By June 18, 2016Skin

Psoriasis is a common skin condition affecting about 2 in every 100 people. The condition is caused by changes in the life cycle of the skin cell, causing the cells to grow 10 times faster than normal! Because of this, the surface of the skin becomes thickened. Here are 10 fast facts about psoriasis.

  1. The cause is unknown but triggers can include:
  • infection
  • injury
  • stress
  • smoking
  • cold weather
  • drinking heavily
  • obesity
  • certain medication.

Often, you’ll have someone in the family who also suffers from Psoriasis.

  1. Psoriasis is a persistent and chronic condition, which goes through cycles of getting better and worse.
  2. Although there is no cure, the goal of treatment is to stop the cell growing so quickly, and to remove the thickened layer of skin.
  3. Psoriasis is not contagious.
  4. The knees, elbows and scalp are most commonly affected, but lesions can occur anywhere on the body.
  5. The condition is recognised by red patches of skin, covered by a silvery scale. The skin can be very dry, cracked and bleed. Many patients experience severe itching.
  6. Nails can also be affected, showing thickened pitted nails.
  7. 20% of patients have psoriatic arthritis symptoms with swollen, stiff joints.
  8. Many patients suffer from psychological effects, such as depression, low self-esteem, and social isolation.
  9. Exposure to sunlight can improve the condition, but care needs to be taken to not burn the skin.
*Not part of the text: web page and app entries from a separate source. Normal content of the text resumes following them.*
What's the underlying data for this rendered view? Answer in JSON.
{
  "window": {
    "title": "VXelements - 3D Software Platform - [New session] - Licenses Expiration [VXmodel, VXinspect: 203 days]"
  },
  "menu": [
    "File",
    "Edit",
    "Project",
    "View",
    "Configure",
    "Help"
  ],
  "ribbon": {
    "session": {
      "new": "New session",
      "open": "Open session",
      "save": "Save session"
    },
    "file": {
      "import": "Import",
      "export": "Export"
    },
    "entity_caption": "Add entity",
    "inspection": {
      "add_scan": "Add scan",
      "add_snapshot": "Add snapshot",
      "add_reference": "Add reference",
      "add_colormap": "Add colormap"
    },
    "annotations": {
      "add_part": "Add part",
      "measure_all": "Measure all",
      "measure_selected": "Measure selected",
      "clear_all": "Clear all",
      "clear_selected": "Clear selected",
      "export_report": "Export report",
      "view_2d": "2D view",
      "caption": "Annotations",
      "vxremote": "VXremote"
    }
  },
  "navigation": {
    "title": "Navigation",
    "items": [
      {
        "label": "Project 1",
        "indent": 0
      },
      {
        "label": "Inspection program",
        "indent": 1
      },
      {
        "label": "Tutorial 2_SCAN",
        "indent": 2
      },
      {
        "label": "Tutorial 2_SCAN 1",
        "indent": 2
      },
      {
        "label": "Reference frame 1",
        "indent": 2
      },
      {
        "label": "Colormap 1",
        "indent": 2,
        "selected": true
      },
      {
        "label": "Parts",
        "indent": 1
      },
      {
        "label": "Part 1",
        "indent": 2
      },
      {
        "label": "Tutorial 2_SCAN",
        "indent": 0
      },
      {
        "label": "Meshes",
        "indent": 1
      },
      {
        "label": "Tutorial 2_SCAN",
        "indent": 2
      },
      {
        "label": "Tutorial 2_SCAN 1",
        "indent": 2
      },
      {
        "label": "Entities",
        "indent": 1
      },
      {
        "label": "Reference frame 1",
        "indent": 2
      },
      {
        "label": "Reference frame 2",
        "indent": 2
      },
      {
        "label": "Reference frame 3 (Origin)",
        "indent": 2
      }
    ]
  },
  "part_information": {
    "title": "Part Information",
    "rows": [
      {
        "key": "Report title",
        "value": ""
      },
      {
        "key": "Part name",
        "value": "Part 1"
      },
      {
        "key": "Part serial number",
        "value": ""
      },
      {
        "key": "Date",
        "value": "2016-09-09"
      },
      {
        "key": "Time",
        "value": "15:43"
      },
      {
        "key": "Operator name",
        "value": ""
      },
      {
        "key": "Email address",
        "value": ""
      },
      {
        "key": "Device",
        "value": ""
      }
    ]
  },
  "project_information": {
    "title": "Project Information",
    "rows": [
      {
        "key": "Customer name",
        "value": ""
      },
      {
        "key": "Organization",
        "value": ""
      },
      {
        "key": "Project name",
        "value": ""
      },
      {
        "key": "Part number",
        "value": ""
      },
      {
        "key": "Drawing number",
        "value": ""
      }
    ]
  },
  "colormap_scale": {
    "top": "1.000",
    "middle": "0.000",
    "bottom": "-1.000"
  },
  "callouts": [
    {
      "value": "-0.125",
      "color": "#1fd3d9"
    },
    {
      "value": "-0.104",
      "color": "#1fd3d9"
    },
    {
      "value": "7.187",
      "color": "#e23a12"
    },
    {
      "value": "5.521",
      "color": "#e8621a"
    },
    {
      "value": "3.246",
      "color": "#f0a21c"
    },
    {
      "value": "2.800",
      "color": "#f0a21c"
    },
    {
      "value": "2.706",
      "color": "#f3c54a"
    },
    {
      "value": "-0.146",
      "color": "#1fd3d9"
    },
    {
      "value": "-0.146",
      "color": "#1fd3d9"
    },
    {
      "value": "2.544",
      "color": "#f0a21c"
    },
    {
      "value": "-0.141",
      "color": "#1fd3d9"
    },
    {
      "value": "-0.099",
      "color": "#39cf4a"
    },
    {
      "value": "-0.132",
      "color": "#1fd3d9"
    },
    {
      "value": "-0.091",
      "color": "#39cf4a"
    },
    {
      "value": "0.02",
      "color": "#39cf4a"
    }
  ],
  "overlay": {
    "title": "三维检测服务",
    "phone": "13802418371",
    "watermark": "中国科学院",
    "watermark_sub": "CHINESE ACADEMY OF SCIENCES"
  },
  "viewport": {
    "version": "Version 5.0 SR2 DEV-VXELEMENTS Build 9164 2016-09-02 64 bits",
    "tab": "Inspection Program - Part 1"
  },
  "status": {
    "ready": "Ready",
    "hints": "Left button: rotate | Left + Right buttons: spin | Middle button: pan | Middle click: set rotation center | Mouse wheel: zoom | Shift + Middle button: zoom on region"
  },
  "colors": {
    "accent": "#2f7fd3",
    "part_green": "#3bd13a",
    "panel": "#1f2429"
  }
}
Diagnosis and treatment

Your doctor will make the diagnosis is by taking a full history, doing a thorough examination and a skin biopsy. Medical treatment involves use of creams and lotions, oral medications and light therapy.

Read  Why is my skin itchy?

To soothe psoriasis, soak in a lukewarm bath, with added oil, daily. Use only mild soaps, and apply an unscented moisturiser on your skin, once dry. Eat a Mediterranean diet, with lots of fish, fresh vegetables and healthy oils, and avoid alcohol and smoking.

Dr Ingrid de Beer